As for the neighbor hood coop, you once again have the lack of time, and you have the lack of skill and available parents. Not every parent I know can teach advanced math, and just watching some of my substitute teachers stumble through biology notes *my teacher is sick quite often* makes me shiver at the thought of something like that happening every day.

Please note that Ian did not even mention the possibility of small entrepreneurial schools.

Again, Ian is partially right. True, not all parents can homeschool, but many that could, do not even consider it. Sometimes having a second income is not a matter of survival, sometimes it’s about having a Lexus and a McMansion while your kid falls apart in public school. For many people, choosing whether or not to homeschool is a matter of values and priorities, not survival. My family is an example, so far, we have chosen not to homeschool, but we know it is an option. It would involve sacrifice, but we could do it.

Contrary to Ian’s claim, single parents can and do homeschool. Nothing is impossible. Read Kyria Kalata’s moving story about 24 hours as a single working homeschooling mom. She’s also an entrepreneur. Maybe the nay sayers could drop her a line reminding her what she is doing is impossible.

196,000 children were homeschooled by single parents in 2003. 283,000 homeschooling families earned less than $25,000 annually in 2003. – so there’s 500,000 people doing the impossible.

Contrary to Ian’s claim that co-ops are unworkable, there are thousands of community based education co-ops operating successfully in the Untied States. Here is one example. I learned about educational co-ops from co-workers that praised the advanced material their children learned at co-ops, including college level (AP) Algebra and Biology. One homeschooled boy has earned over 30 college credits without ever stepping foot in a classroom.

Large government institutions like schools and prisons do not treat people like individuals.
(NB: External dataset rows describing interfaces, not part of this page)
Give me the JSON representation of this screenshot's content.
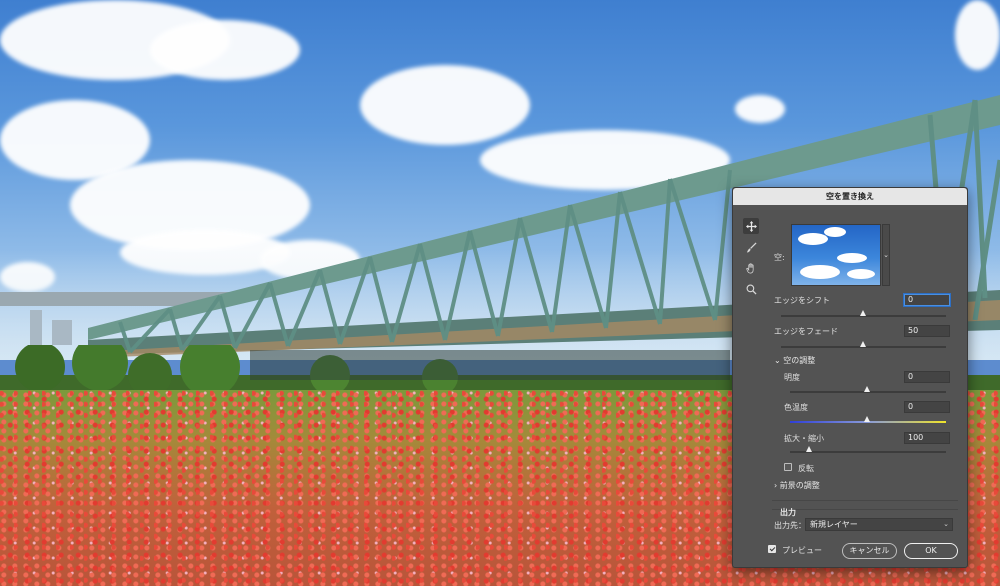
{
  "dialog": {
    "title": "空を置き換え",
    "sky_label": "空:",
    "edge_shift": {
      "label": "エッジをシフト",
      "value": "0",
      "level": 0.5
    },
    "edge_fade": {
      "label": "エッジをフェード",
      "value": "50",
      "level": 0.5
    },
    "sky_adjust": {
      "header": "空の調整",
      "brightness": {
        "label": "明度",
        "value": "0",
        "level": 0.5
      },
      "temperature": {
        "label": "色温度",
        "value": "0",
        "level": 0.5
      },
      "scale": {
        "label": "拡大・縮小",
        "value": "100",
        "level": 0.05
      },
      "flip_label": "反転",
      "flip_checked": false
    },
    "foreground_adjust_header": "前景の調整",
    "output": {
      "header": "出力",
      "dest_label": "出力先：",
      "dest_value": "新規レイヤー"
    },
    "preview": {
      "label": "プレビュー",
      "checked": true
    },
    "cancel_label": "キャンセル",
    "ok_label": "OK"
  },
  "tools": [
    "move-icon",
    "brush-icon",
    "hand-icon",
    "zoom-icon"
  ],
  "colors": {
    "accent": "#2d6fc4",
    "dialog_bg": "#535353",
    "titlebar_bg": "#e6e6e6"
  }
}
They can’t, the task is too complex and expensive. So instead of doing something about it, making education more entrepreneurial, we throw our hands up and saying – the current monolithic government system is the only way.

Why do we believe that only government can deliver educational services to children? It’s an outdated concept. Even modern models for universal health care don’t resemble our antiquated education system. They don’t propose that all medical workers in the United States become unionized government employees in government owned hospitals and clinics. Even socialists know such a proposal would be an unmitigated disaster. But that is exactly the model we have in American K-12 education.

We must start treating children and parents (the true consumers of education) like the unique individuals they are and allow them to make their own educational choices.

Contrary to what some people would like…
The government does not own your children…